- _What you are asked to do_
Omit all pictures, then repeat the listing exactly.

- _Supplied data_
____

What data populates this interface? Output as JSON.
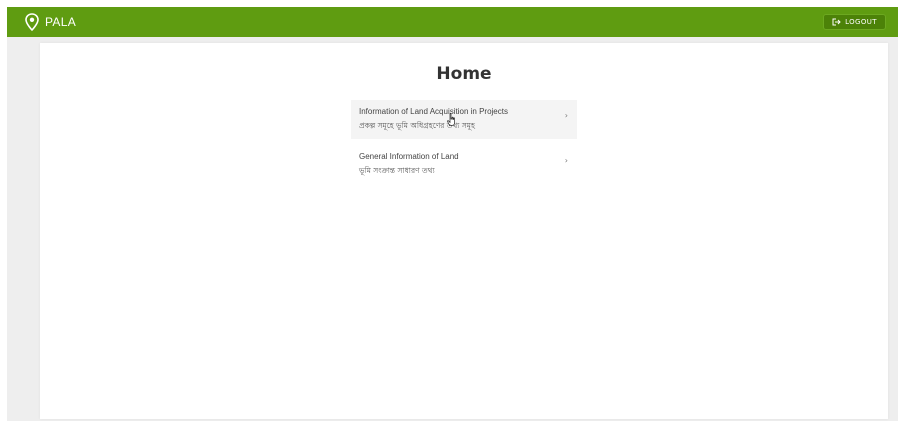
{
  "app": {
    "name": "PALA"
  },
  "header": {
    "logout_label": "LOGOUT"
  },
  "main": {
    "title": "Home",
    "items": [
      {
        "label_en": "Information of Land Acquisition in Projects",
        "label_bn": "প্রকল্প সমূহে ভূমি অধিগ্রহণের তথ্য সমূহ",
        "chevron": "›"
      },
      {
        "label_en": "General Information of Land",
        "label_bn": "ভূমি সংক্রান্ত সাধারণ তথ্য",
        "chevron": "›"
      }
    ]
  },
  "colors": {
    "topbar": "#5f9c11",
    "logout_button": "#4c8208",
    "background": "#eeeeee",
    "panel": "#ffffff"
  },
  "icons": {
    "brand": "location-pin-icon",
    "logout": "logout-icon",
    "item_arrow": "chevron-right-icon",
    "pointer": "hand-cursor-icon"
  }
}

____

- _Solved problem_
What data populates this interface? Output as JSON.
{
  "app": {
    "name": "PALA"
  },
  "header": {
    "logout_label": "LOGOUT"
  },
  "main": {
    "title": "Home",
    "items": [
      {
        "label_en": "Information of Land Acquisition in Projects",
        "label_bn": "প্রকল্প সমূহে ভূমি অধিগ্রহণের তথ্য সমূহ",
        "chevron": "›"
      },
      {
        "label_en": "General Information of Land",
        "label_bn": "ভূমি সংক্রান্ত সাধারণ তথ্য",
        "chevron": "›"
      }
    ]
  },
  "colors": {
    "topbar": "#5f9c11",
    "logout_button": "#4c8208",
    "background": "#eeeeee",
    "panel": "#ffffff"
  },
  "icons": {
    "brand": "location-pin-icon",
    "logout": "logout-icon",
    "item_arrow": "chevron-right-icon",
    "pointer": "hand-cursor-icon"
  }
}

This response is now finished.